“In my experience, I think that no one knows what the best way to address this issue is, or else we would have solved it already,” Leibovic reasoned. His personal preference is for the development of renewable, more efficient energy technologies, but he also said ideally, there should be a balance between different components and methods of environmental action.
Carlos Gould ’15, who has been involved with both FFY and the Sustainability Service Corps, and who now works for Yale Facilities, said he believes that the best driver toward sustainability is behavioral change.
In his position with the SSC, Gould worked with the Energy Team and investigated energy use within the residential colleges. He found that a significant chunk — 13 percent — of all electricity consumed within the colleges comes from dorm rooms and not just energy sinks like dining halls, libraries and other public spaces. The Corps now focuses on programming that will help students better manage their carbon footprints. Such positive changes in habit will carry on through their lives, he said.
“If we can change you to be more sustainable now, you’re going to be more sustainable for the rest of your life,” Gould said. He added that as individuals begin to act more sustainably, they may, in turn cause their friends to reconsider their habits.
Others agreed that individual actions may contribute broadly to the sustainability effort. Esty emphasized the positive effects of becoming a more conscious consumer. In a similar vein, Barrows said he personally has adopted a vegetarian diet and made efforts to fly less.
When asked what Yale students, in general, can do, Maggio, the president of Project Bright, had an answer that summed up others’ sentiments.
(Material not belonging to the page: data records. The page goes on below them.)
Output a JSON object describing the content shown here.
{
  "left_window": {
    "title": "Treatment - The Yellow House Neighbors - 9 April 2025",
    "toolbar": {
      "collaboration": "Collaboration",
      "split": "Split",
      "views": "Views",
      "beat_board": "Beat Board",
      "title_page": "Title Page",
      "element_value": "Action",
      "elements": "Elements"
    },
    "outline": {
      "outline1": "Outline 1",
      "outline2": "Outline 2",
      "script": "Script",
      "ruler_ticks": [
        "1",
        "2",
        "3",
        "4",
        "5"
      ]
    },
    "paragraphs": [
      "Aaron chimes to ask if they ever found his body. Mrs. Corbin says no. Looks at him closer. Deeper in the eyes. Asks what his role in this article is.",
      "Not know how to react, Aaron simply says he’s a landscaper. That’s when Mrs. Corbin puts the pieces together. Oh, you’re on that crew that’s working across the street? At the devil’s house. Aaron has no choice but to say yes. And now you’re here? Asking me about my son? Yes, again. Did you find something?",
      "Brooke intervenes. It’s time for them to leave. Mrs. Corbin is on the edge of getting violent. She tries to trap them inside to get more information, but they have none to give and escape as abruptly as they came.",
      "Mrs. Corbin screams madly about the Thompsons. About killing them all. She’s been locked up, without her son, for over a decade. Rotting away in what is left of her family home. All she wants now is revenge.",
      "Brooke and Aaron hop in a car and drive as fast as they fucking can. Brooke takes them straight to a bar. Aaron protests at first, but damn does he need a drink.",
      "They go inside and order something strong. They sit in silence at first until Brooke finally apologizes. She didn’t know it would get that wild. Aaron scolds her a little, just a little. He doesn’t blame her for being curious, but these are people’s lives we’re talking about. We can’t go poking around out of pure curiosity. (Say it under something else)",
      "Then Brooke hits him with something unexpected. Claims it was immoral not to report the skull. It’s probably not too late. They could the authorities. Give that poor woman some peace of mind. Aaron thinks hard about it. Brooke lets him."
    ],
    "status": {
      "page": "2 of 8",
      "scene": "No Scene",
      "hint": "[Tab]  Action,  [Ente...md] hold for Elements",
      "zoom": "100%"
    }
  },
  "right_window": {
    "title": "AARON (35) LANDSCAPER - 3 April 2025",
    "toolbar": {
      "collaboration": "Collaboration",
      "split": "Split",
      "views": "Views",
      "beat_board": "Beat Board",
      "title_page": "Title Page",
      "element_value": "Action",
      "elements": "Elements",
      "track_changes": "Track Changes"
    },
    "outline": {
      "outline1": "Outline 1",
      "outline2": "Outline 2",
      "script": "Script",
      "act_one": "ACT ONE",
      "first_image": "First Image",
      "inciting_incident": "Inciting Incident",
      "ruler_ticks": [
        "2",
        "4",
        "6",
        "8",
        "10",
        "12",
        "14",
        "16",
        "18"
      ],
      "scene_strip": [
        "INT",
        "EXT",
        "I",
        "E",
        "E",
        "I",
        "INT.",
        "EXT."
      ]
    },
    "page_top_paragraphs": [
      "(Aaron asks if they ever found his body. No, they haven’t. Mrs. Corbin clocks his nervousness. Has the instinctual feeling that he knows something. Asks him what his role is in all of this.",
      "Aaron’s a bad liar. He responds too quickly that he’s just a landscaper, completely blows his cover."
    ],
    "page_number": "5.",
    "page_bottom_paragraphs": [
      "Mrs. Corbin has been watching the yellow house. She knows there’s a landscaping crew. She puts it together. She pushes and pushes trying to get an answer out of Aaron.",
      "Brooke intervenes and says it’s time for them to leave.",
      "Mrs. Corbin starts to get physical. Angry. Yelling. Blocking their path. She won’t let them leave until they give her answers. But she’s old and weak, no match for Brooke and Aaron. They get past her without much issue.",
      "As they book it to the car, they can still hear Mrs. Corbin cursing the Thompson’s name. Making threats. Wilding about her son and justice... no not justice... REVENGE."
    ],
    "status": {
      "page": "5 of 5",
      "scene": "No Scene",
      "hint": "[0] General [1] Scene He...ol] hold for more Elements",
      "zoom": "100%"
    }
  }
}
“Be supportive of the sustainability efforts at Yale. It’s little steps — shorter showers, turn off the lights. Making lifestyle alterations is just as much a part of it as demanding larger action. But obviously there’s only so much you can really do. The best thing we can do as students is just to be as educated about the issue as possible.”